* [YOUR ASSIGNMENT] Every line below that carries the word "handle" needs to be copied.

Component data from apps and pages

- - -

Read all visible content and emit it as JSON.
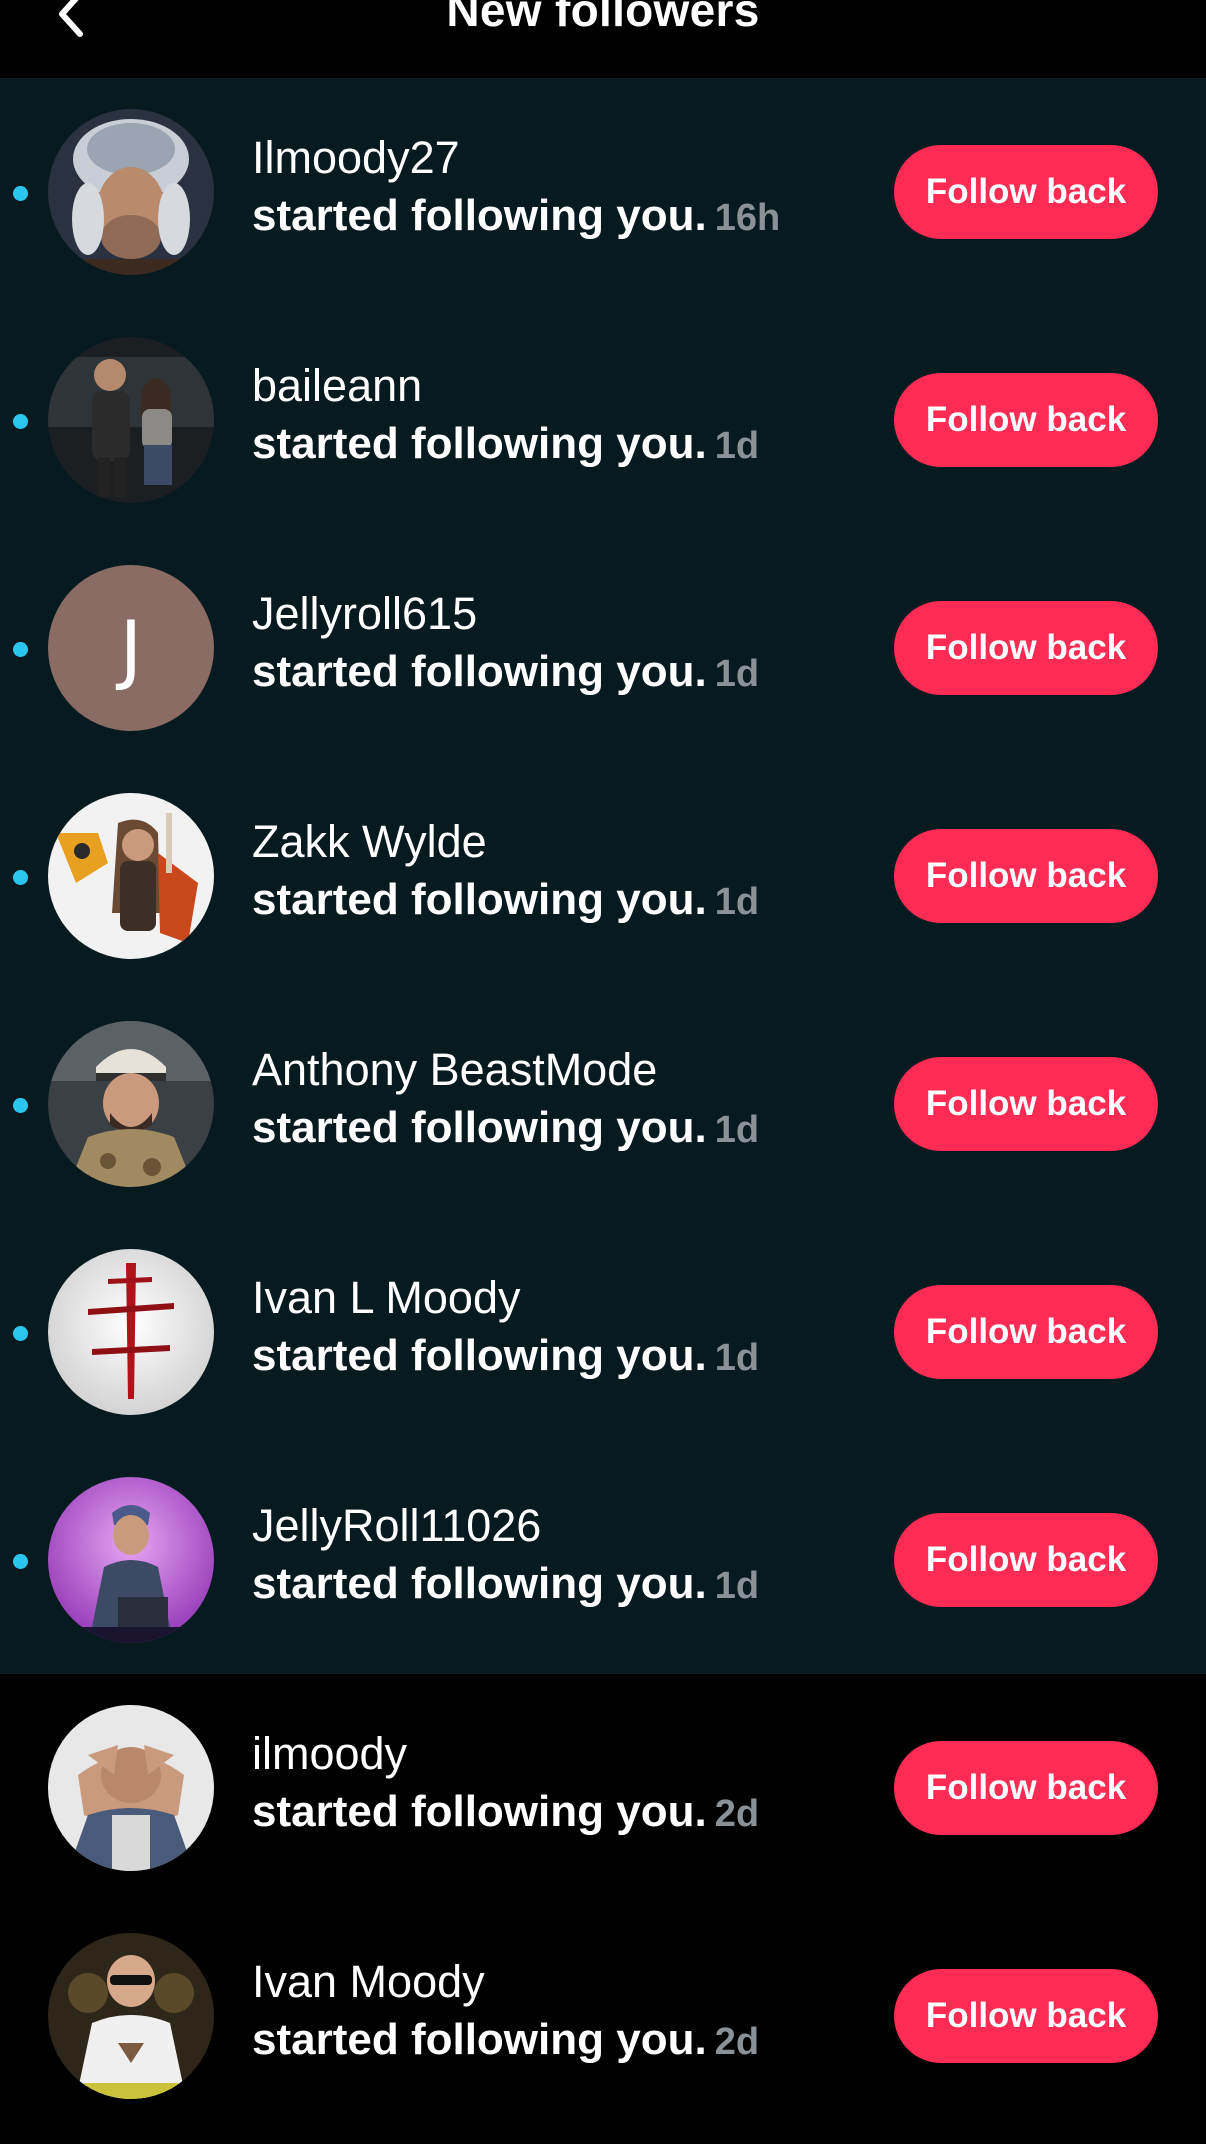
{
  "header": {
    "title": "New followers",
    "back_icon": "chevron-left-icon"
  },
  "colors": {
    "unread_bg": "#061a1f",
    "read_bg": "#000000",
    "accent": "#fe2c55",
    "unread_dot": "#2bc6ee",
    "time_text": "#8a9297"
  },
  "followers": [
    {
      "username": "Ilmoody27",
      "action": "started following you.",
      "time": "16h",
      "button": "Follow back",
      "unread": true,
      "avatar": "photo"
    },
    {
      "username": "baileann",
      "action": "started following you.",
      "time": "1d",
      "button": "Follow back",
      "unread": true,
      "avatar": "photo"
    },
    {
      "username": "Jellyroll615",
      "action": "started following you.",
      "time": "1d",
      "button": "Follow back",
      "unread": true,
      "avatar": "J"
    },
    {
      "username": "Zakk Wylde",
      "action": "started following you.",
      "time": "1d",
      "button": "Follow back",
      "unread": true,
      "avatar": "photo"
    },
    {
      "username": "Anthony BeastMode",
      "action": "started following you.",
      "time": "1d",
      "button": "Follow back",
      "unread": true,
      "avatar": "photo"
    },
    {
      "username": "Ivan L Moody",
      "action": "started following you.",
      "time": "1d",
      "button": "Follow back",
      "unread": true,
      "avatar": "photo"
    },
    {
      "username": "JellyRoll11026",
      "action": "started following you.",
      "time": "1d",
      "button": "Follow back",
      "unread": true,
      "avatar": "photo"
    },
    {
      "username": "ilmoody",
      "action": "started following you.",
      "time": "2d",
      "button": "Follow back",
      "unread": false,
      "avatar": "photo"
    },
    {
      "username": "Ivan Moody",
      "action": "started following you.",
      "time": "2d",
      "button": "Follow back",
      "unread": false,
      "avatar": "photo"
    }
  ]
}
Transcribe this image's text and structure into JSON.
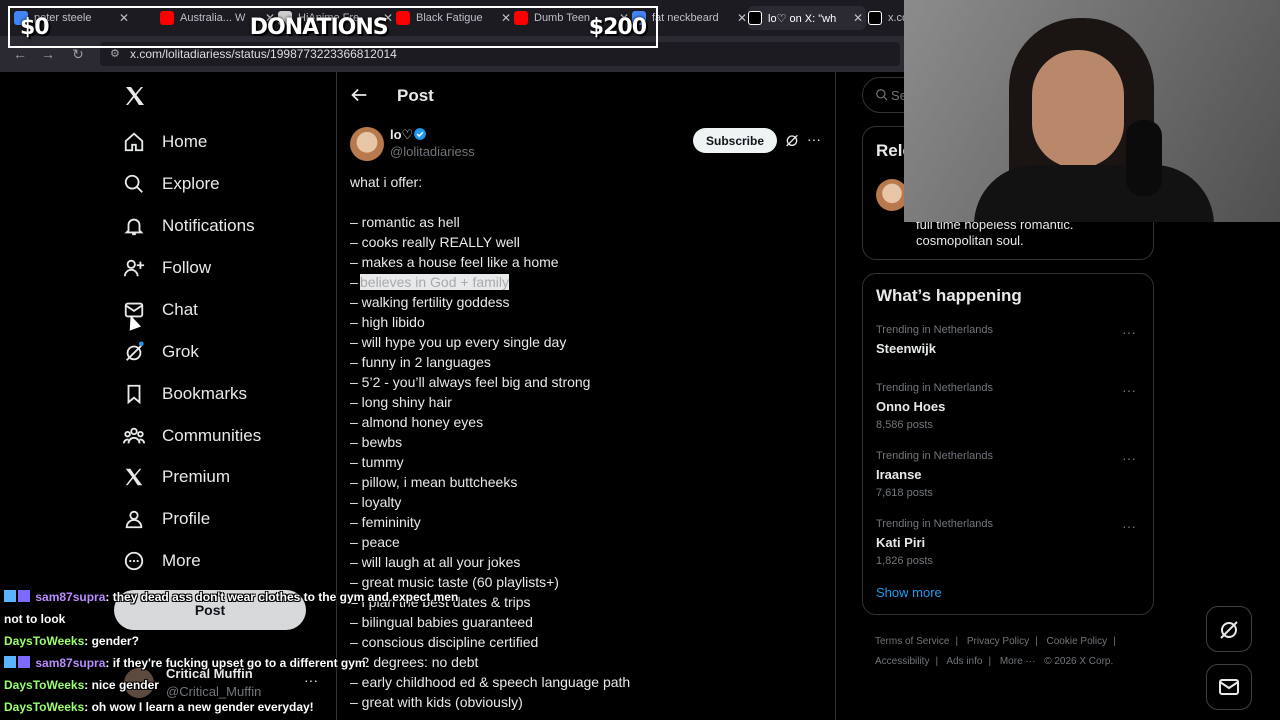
{
  "browser": {
    "tabs": [
      {
        "title": "peter steele",
        "favicon": "chrome-icon",
        "color": "#4285f4"
      },
      {
        "title": "Australia... W",
        "favicon": "youtube-icon",
        "color": "#ff0000"
      },
      {
        "title": "HiAnime Fre",
        "favicon": "hianime-icon",
        "color": "#cccccc"
      },
      {
        "title": "Black Fatigue",
        "favicon": "youtube-icon",
        "color": "#ff0000"
      },
      {
        "title": "Dumb Teen",
        "favicon": "youtube-icon",
        "color": "#ff0000"
      },
      {
        "title": "fat neckbeard",
        "favicon": "chrome-icon",
        "color": "#4285f4"
      },
      {
        "title": "lo♡ on X: \"wh",
        "favicon": "x-icon",
        "color": "#ffffff"
      },
      {
        "title": "x.co",
        "favicon": "x-icon",
        "color": "#ffffff"
      }
    ],
    "url": "x.com/lolitadiariess/status/1998773223366812014"
  },
  "overlay": {
    "left_amount": "$0",
    "title": "DONATIONS",
    "right_amount": "$200"
  },
  "sidebar": {
    "items": [
      {
        "label": "Home",
        "icon": "home-icon"
      },
      {
        "label": "Explore",
        "icon": "search-icon"
      },
      {
        "label": "Notifications",
        "icon": "bell-icon"
      },
      {
        "label": "Follow",
        "icon": "person-add-icon"
      },
      {
        "label": "Chat",
        "icon": "mail-icon"
      },
      {
        "label": "Grok",
        "icon": "grok-icon"
      },
      {
        "label": "Bookmarks",
        "icon": "bookmark-icon"
      },
      {
        "label": "Communities",
        "icon": "communities-icon"
      },
      {
        "label": "Premium",
        "icon": "x-icon"
      },
      {
        "label": "Profile",
        "icon": "person-icon"
      },
      {
        "label": "More",
        "icon": "more-circle-icon"
      }
    ],
    "post_button": "Post",
    "account": {
      "name": "Critical Muffin",
      "handle": "@Critical_Muffin",
      "more": "···"
    }
  },
  "post": {
    "header": "Post",
    "author": {
      "name": "lo♡",
      "handle": "@lolitadiariess"
    },
    "subscribe": "Subscribe",
    "more": "···",
    "lines": [
      "what i offer:",
      "",
      "– romantic as hell",
      "– cooks really REALLY well",
      "– makes a house feel like a home",
      "– ",
      "– walking fertility goddess",
      "– high libido",
      "– will hype you up every single day",
      "– funny in 2 languages",
      "– 5’2 - you’ll always feel big and strong",
      "– long shiny hair",
      "– almond honey eyes",
      "– bewbs",
      "– tummy",
      "– pillow, i mean buttcheeks",
      "– loyalty",
      "– femininity",
      "– peace",
      "– will laugh at all your jokes",
      "– great music taste (60 playlists+)",
      "– i plan the best dates & trips",
      "– bilingual babies guaranteed",
      "– conscious discipline certified",
      "– 2 degrees: no debt",
      "– early childhood ed & speech language path",
      "– great with kids (obviously)"
    ],
    "highlighted": "believes in God + family"
  },
  "right": {
    "search_placeholder": "Se",
    "relevant_title": "Rele",
    "bio_line1": "full time hopeless romantic.",
    "bio_line2": "cosmopolitan soul.",
    "happening_title": "What’s happening",
    "trends": [
      {
        "context": "Trending in Netherlands",
        "name": "Steenwijk",
        "count": ""
      },
      {
        "context": "Trending in Netherlands",
        "name": "Onno Hoes",
        "count": "8,586 posts"
      },
      {
        "context": "Trending in Netherlands",
        "name": "Iraanse",
        "count": "7,618 posts"
      },
      {
        "context": "Trending in Netherlands",
        "name": "Kati Piri",
        "count": "1,826 posts"
      }
    ],
    "show_more": "Show more",
    "footer": {
      "terms": "Terms of Service",
      "privacy": "Privacy Policy",
      "cookie": "Cookie Policy",
      "accessibility": "Accessibility",
      "ads": "Ads info",
      "more": "More ···",
      "copyright": "© 2026 X Corp."
    }
  },
  "chat": [
    {
      "user": "sam87supra",
      "message": ": they dead ass don't wear clothes to the gym and expect men",
      "cont": "not to look",
      "badge": true
    },
    {
      "user": "DaysToWeeks",
      "message": ": gender?",
      "badge": false
    },
    {
      "user": "sam87supra",
      "message": ": if they're fucking upset go to a different gym",
      "badge": true
    },
    {
      "user": "DaysToWeeks",
      "message": ": nice gender",
      "badge": false
    },
    {
      "user": "DaysToWeeks",
      "message": ": oh wow I learn a new gender everyday!",
      "badge": false
    }
  ]
}
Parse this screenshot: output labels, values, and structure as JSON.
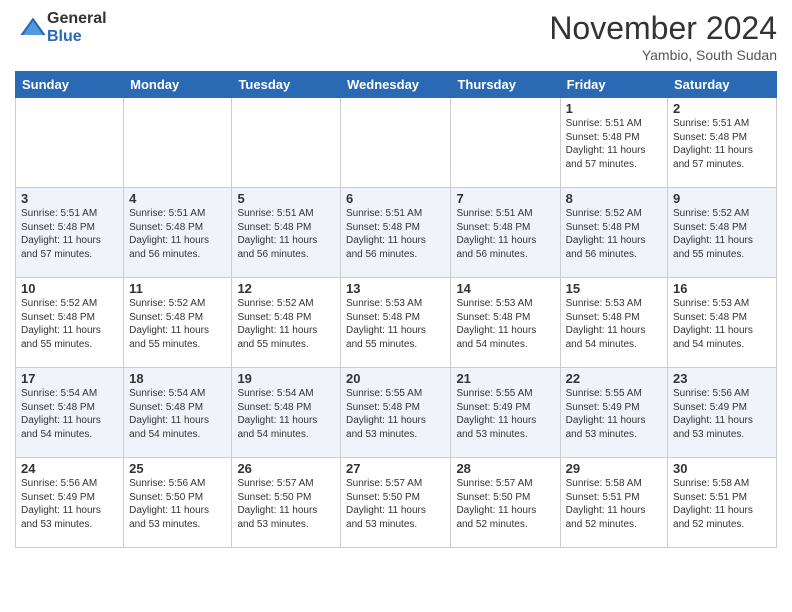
{
  "header": {
    "logo": {
      "general": "General",
      "blue": "Blue"
    },
    "title": "November 2024",
    "location": "Yambio, South Sudan"
  },
  "weekdays": [
    "Sunday",
    "Monday",
    "Tuesday",
    "Wednesday",
    "Thursday",
    "Friday",
    "Saturday"
  ],
  "weeks": [
    [
      {
        "day": "",
        "info": ""
      },
      {
        "day": "",
        "info": ""
      },
      {
        "day": "",
        "info": ""
      },
      {
        "day": "",
        "info": ""
      },
      {
        "day": "",
        "info": ""
      },
      {
        "day": "1",
        "info": "Sunrise: 5:51 AM\nSunset: 5:48 PM\nDaylight: 11 hours\nand 57 minutes."
      },
      {
        "day": "2",
        "info": "Sunrise: 5:51 AM\nSunset: 5:48 PM\nDaylight: 11 hours\nand 57 minutes."
      }
    ],
    [
      {
        "day": "3",
        "info": "Sunrise: 5:51 AM\nSunset: 5:48 PM\nDaylight: 11 hours\nand 57 minutes."
      },
      {
        "day": "4",
        "info": "Sunrise: 5:51 AM\nSunset: 5:48 PM\nDaylight: 11 hours\nand 56 minutes."
      },
      {
        "day": "5",
        "info": "Sunrise: 5:51 AM\nSunset: 5:48 PM\nDaylight: 11 hours\nand 56 minutes."
      },
      {
        "day": "6",
        "info": "Sunrise: 5:51 AM\nSunset: 5:48 PM\nDaylight: 11 hours\nand 56 minutes."
      },
      {
        "day": "7",
        "info": "Sunrise: 5:51 AM\nSunset: 5:48 PM\nDaylight: 11 hours\nand 56 minutes."
      },
      {
        "day": "8",
        "info": "Sunrise: 5:52 AM\nSunset: 5:48 PM\nDaylight: 11 hours\nand 56 minutes."
      },
      {
        "day": "9",
        "info": "Sunrise: 5:52 AM\nSunset: 5:48 PM\nDaylight: 11 hours\nand 55 minutes."
      }
    ],
    [
      {
        "day": "10",
        "info": "Sunrise: 5:52 AM\nSunset: 5:48 PM\nDaylight: 11 hours\nand 55 minutes."
      },
      {
        "day": "11",
        "info": "Sunrise: 5:52 AM\nSunset: 5:48 PM\nDaylight: 11 hours\nand 55 minutes."
      },
      {
        "day": "12",
        "info": "Sunrise: 5:52 AM\nSunset: 5:48 PM\nDaylight: 11 hours\nand 55 minutes."
      },
      {
        "day": "13",
        "info": "Sunrise: 5:53 AM\nSunset: 5:48 PM\nDaylight: 11 hours\nand 55 minutes."
      },
      {
        "day": "14",
        "info": "Sunrise: 5:53 AM\nSunset: 5:48 PM\nDaylight: 11 hours\nand 54 minutes."
      },
      {
        "day": "15",
        "info": "Sunrise: 5:53 AM\nSunset: 5:48 PM\nDaylight: 11 hours\nand 54 minutes."
      },
      {
        "day": "16",
        "info": "Sunrise: 5:53 AM\nSunset: 5:48 PM\nDaylight: 11 hours\nand 54 minutes."
      }
    ],
    [
      {
        "day": "17",
        "info": "Sunrise: 5:54 AM\nSunset: 5:48 PM\nDaylight: 11 hours\nand 54 minutes."
      },
      {
        "day": "18",
        "info": "Sunrise: 5:54 AM\nSunset: 5:48 PM\nDaylight: 11 hours\nand 54 minutes."
      },
      {
        "day": "19",
        "info": "Sunrise: 5:54 AM\nSunset: 5:48 PM\nDaylight: 11 hours\nand 54 minutes."
      },
      {
        "day": "20",
        "info": "Sunrise: 5:55 AM\nSunset: 5:48 PM\nDaylight: 11 hours\nand 53 minutes."
      },
      {
        "day": "21",
        "info": "Sunrise: 5:55 AM\nSunset: 5:49 PM\nDaylight: 11 hours\nand 53 minutes."
      },
      {
        "day": "22",
        "info": "Sunrise: 5:55 AM\nSunset: 5:49 PM\nDaylight: 11 hours\nand 53 minutes."
      },
      {
        "day": "23",
        "info": "Sunrise: 5:56 AM\nSunset: 5:49 PM\nDaylight: 11 hours\nand 53 minutes."
      }
    ],
    [
      {
        "day": "24",
        "info": "Sunrise: 5:56 AM\nSunset: 5:49 PM\nDaylight: 11 hours\nand 53 minutes."
      },
      {
        "day": "25",
        "info": "Sunrise: 5:56 AM\nSunset: 5:50 PM\nDaylight: 11 hours\nand 53 minutes."
      },
      {
        "day": "26",
        "info": "Sunrise: 5:57 AM\nSunset: 5:50 PM\nDaylight: 11 hours\nand 53 minutes."
      },
      {
        "day": "27",
        "info": "Sunrise: 5:57 AM\nSunset: 5:50 PM\nDaylight: 11 hours\nand 53 minutes."
      },
      {
        "day": "28",
        "info": "Sunrise: 5:57 AM\nSunset: 5:50 PM\nDaylight: 11 hours\nand 52 minutes."
      },
      {
        "day": "29",
        "info": "Sunrise: 5:58 AM\nSunset: 5:51 PM\nDaylight: 11 hours\nand 52 minutes."
      },
      {
        "day": "30",
        "info": "Sunrise: 5:58 AM\nSunset: 5:51 PM\nDaylight: 11 hours\nand 52 minutes."
      }
    ]
  ]
}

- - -

* [RESPONSE BELOW]
      "handle": "@Critical_Muffin",
      "handle": "@lolitadiariess"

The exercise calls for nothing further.